■ PROBLEM TO SOLVE ■
Print out every entry, keeping each line identical to the original.

■ DATA SHOWN ■
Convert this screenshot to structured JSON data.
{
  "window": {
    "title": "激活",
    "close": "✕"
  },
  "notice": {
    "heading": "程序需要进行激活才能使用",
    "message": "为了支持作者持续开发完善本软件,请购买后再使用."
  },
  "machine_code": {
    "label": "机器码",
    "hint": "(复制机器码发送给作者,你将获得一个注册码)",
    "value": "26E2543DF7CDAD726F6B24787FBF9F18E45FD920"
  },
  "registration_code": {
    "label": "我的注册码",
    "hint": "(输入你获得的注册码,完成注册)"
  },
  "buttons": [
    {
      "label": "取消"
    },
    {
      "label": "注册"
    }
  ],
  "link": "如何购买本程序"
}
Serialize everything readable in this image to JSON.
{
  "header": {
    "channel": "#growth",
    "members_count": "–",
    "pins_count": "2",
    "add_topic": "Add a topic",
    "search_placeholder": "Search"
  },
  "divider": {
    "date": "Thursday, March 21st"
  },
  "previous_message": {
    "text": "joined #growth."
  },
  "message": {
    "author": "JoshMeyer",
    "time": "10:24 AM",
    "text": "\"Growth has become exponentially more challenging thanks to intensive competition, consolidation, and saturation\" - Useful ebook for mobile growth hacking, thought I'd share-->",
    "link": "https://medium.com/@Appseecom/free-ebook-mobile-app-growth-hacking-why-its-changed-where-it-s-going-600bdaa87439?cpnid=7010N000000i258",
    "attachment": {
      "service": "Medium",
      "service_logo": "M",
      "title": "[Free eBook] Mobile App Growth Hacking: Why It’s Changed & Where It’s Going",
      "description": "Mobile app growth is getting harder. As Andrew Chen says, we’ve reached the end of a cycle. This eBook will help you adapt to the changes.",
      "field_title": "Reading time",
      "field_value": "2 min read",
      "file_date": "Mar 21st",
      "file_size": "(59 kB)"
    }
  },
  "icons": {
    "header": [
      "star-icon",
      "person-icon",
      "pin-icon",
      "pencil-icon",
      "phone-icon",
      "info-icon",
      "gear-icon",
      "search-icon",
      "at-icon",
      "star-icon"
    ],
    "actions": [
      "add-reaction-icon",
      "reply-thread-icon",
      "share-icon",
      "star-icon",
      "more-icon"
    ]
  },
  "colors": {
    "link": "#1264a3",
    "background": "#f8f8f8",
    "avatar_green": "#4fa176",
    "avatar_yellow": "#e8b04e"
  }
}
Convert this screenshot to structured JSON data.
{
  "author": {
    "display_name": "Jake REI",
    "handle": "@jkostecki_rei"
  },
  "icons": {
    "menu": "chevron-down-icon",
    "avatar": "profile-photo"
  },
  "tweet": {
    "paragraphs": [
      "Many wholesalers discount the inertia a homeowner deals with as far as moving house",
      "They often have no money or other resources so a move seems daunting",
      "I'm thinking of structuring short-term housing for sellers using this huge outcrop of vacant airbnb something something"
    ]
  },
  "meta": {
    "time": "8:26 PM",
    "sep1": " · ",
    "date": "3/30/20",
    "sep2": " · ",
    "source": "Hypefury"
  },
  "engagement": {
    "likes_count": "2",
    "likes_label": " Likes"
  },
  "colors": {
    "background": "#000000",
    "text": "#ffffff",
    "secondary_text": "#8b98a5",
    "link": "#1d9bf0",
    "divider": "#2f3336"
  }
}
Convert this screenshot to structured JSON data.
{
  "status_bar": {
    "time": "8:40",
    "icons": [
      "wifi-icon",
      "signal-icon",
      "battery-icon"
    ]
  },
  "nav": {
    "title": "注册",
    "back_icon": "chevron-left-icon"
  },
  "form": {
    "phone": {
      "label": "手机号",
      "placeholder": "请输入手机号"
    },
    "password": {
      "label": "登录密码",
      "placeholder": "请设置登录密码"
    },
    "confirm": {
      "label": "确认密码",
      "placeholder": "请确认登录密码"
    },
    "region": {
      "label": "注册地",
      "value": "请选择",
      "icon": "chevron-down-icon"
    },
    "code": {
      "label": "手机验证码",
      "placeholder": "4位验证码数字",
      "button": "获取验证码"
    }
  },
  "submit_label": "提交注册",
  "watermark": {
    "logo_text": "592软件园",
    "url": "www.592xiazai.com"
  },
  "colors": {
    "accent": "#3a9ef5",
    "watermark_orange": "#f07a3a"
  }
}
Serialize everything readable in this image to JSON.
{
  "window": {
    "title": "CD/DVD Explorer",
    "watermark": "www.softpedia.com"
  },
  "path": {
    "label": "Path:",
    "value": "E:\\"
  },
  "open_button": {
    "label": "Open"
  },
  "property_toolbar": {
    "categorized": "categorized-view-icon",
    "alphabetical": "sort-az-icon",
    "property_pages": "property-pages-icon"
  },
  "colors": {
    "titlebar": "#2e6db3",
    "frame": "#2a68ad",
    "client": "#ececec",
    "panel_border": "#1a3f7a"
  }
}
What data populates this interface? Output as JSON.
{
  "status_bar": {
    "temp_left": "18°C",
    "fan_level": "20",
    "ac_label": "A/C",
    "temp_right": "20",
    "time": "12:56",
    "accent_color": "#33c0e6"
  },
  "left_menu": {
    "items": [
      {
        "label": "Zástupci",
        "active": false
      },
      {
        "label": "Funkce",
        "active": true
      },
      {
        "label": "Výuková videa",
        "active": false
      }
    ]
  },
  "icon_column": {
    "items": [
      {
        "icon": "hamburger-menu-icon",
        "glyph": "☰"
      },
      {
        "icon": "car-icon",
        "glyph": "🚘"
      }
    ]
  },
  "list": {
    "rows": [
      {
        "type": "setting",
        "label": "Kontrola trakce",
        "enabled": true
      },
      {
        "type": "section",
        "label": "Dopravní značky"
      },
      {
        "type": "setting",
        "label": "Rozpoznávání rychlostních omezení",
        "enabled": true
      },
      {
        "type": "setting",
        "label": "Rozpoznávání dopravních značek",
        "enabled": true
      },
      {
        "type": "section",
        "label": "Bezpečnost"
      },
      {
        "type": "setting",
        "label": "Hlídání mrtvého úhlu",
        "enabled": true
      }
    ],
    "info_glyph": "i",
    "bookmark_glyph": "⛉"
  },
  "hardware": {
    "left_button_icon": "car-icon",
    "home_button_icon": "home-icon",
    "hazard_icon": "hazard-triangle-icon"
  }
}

■ ANSWER TO THIS EXERCISE ■
Convert this screenshot to structured JSON data.
{
  "window": {
    "title": "激活",
    "close": "✕"
  },
  "notice": {
    "heading": "程序需要进行激活才能使用",
    "message": "为了支持作者持续开发完善本软件,请购买后再使用."
  },
  "machine_code": {
    "label": "机器码",
    "hint": "(复制机器码发送给作者,你将获得一个注册码)",
    "value": "26E2543DF7CDAD726F6B24787FBF9F18E45FD920"
  },
  "registration_code": {
    "label": "我的注册码",
    "hint": "(输入你获得的注册码,完成注册)"
  },
  "buttons": [
    {
      "label": "取消"
    },
    {
      "label": "注册"
    }
  ],
  "link": "如何购买本程序"
}
Serialize everything readable in this image to JSON.
{
  "header": {
    "channel": "#growth",
    "members_count": "–",
    "pins_count": "2",
    "add_topic": "Add a topic",
    "search_placeholder": "Search"
  },
  "divider": {
    "date": "Thursday, March 21st"
  },
  "previous_message": {
    "text": "joined #growth."
  },
  "message": {
    "author": "JoshMeyer",
    "time": "10:24 AM",
    "text": "\"Growth has become exponentially more challenging thanks to intensive competition, consolidation, and saturation\" - Useful ebook for mobile growth hacking, thought I'd share-->",
    "link": "https://medium.com/@Appseecom/free-ebook-mobile-app-growth-hacking-why-its-changed-where-it-s-going-600bdaa87439?cpnid=7010N000000i258",
    "attachment": {
      "service": "Medium",
      "service_logo": "M",
      "title": "[Free eBook] Mobile App Growth Hacking: Why It’s Changed & Where It’s Going",
      "description": "Mobile app growth is getting harder. As Andrew Chen says, we’ve reached the end of a cycle. This eBook will help you adapt to the changes.",
      "field_title": "Reading time",
      "field_value": "2 min read",
      "file_date": "Mar 21st",
      "file_size": "(59 kB)"
    }
  },
  "icons": {
    "header": [
      "star-icon",
      "person-icon",
      "pin-icon",
      "pencil-icon",
      "phone-icon",
      "info-icon",
      "gear-icon",
      "search-icon",
      "at-icon",
      "star-icon"
    ],
    "actions": [
      "add-reaction-icon",
      "reply-thread-icon",
      "share-icon",
      "star-icon",
      "more-icon"
    ]
  },
  "colors": {
    "link": "#1264a3",
    "background": "#f8f8f8",
    "avatar_green": "#4fa176",
    "avatar_yellow": "#e8b04e"
  }
}
Convert this screenshot to structured JSON data.
{
  "author": {
    "display_name": "Jake REI",
    "handle": "@jkostecki_rei"
  },
  "icons": {
    "menu": "chevron-down-icon",
    "avatar": "profile-photo"
  },
  "tweet": {
    "paragraphs": [
      "Many wholesalers discount the inertia a homeowner deals with as far as moving house",
      "They often have no money or other resources so a move seems daunting",
      "I'm thinking of structuring short-term housing for sellers using this huge outcrop of vacant airbnb something something"
    ]
  },
  "meta": {
    "time": "8:26 PM",
    "sep1": " · ",
    "date": "3/30/20",
    "sep2": " · ",
    "source": "Hypefury"
  },
  "engagement": {
    "likes_count": "2",
    "likes_label": " Likes"
  },
  "colors": {
    "background": "#000000",
    "text": "#ffffff",
    "secondary_text": "#8b98a5",
    "link": "#1d9bf0",
    "divider": "#2f3336"
  }
}
Convert this screenshot to structured JSON data.
{
  "status_bar": {
    "time": "8:40",
    "icons": [
      "wifi-icon",
      "signal-icon",
      "battery-icon"
    ]
  },
  "nav": {
    "title": "注册",
    "back_icon": "chevron-left-icon"
  },
  "form": {
    "phone": {
      "label": "手机号",
      "placeholder": "请输入手机号"
    },
    "password": {
      "label": "登录密码",
      "placeholder": "请设置登录密码"
    },
    "confirm": {
      "label": "确认密码",
      "placeholder": "请确认登录密码"
    },
    "region": {
      "label": "注册地",
      "value": "请选择",
      "icon": "chevron-down-icon"
    },
    "code": {
      "label": "手机验证码",
      "placeholder": "4位验证码数字",
      "button": "获取验证码"
    }
  },
  "submit_label": "提交注册",
  "watermark": {
    "logo_text": "592软件园",
    "url": "www.592xiazai.com"
  },
  "colors": {
    "accent": "#3a9ef5",
    "watermark_orange": "#f07a3a"
  }
}
Serialize everything readable in this image to JSON.
{
  "window": {
    "title": "CD/DVD Explorer",
    "watermark": "www.softpedia.com"
  },
  "path": {
    "label": "Path:",
    "value": "E:\\"
  },
  "open_button": {
    "label": "Open"
  },
  "property_toolbar": {
    "categorized": "categorized-view-icon",
    "alphabetical": "sort-az-icon",
    "property_pages": "property-pages-icon"
  },
  "colors": {
    "titlebar": "#2e6db3",
    "frame": "#2a68ad",
    "client": "#ececec",
    "panel_border": "#1a3f7a"
  }
}
What data populates this interface? Output as JSON.
{
  "status_bar": {
    "temp_left": "18°C",
    "fan_level": "20",
    "ac_label": "A/C",
    "temp_right": "20",
    "time": "12:56",
    "accent_color": "#33c0e6"
  },
  "left_menu": {
    "items": [
      {
        "label": "Zástupci",
        "active": false
      },
      {
        "label": "Funkce",
        "active": true
      },
      {
        "label": "Výuková videa",
        "active": false
      }
    ]
  },
  "icon_column": {
    "items": [
      {
        "icon": "hamburger-menu-icon",
        "glyph": "☰"
      },
      {
        "icon": "car-icon",
        "glyph": "🚘"
      }
    ]
  },
  "list": {
    "rows": [
      {
        "type": "setting",
        "label": "Kontrola trakce",
        "enabled": true
      },
      {
        "type": "section",
        "label": "Dopravní značky"
      },
      {
        "type": "setting",
        "label": "Rozpoznávání rychlostních omezení",
        "enabled": true
      },
      {
        "type": "setting",
        "label": "Rozpoznávání dopravních značek",
        "enabled": true
      },
      {
        "type": "section",
        "label": "Bezpečnost"
      },
      {
        "type": "setting",
        "label": "Hlídání mrtvého úhlu",
        "enabled": true
      }
    ],
    "info_glyph": "i",
    "bookmark_glyph": "⛉"
  },
  "hardware": {
    "left_button_icon": "car-icon",
    "home_button_icon": "home-icon",
    "hazard_icon": "hazard-triangle-icon"
  }
}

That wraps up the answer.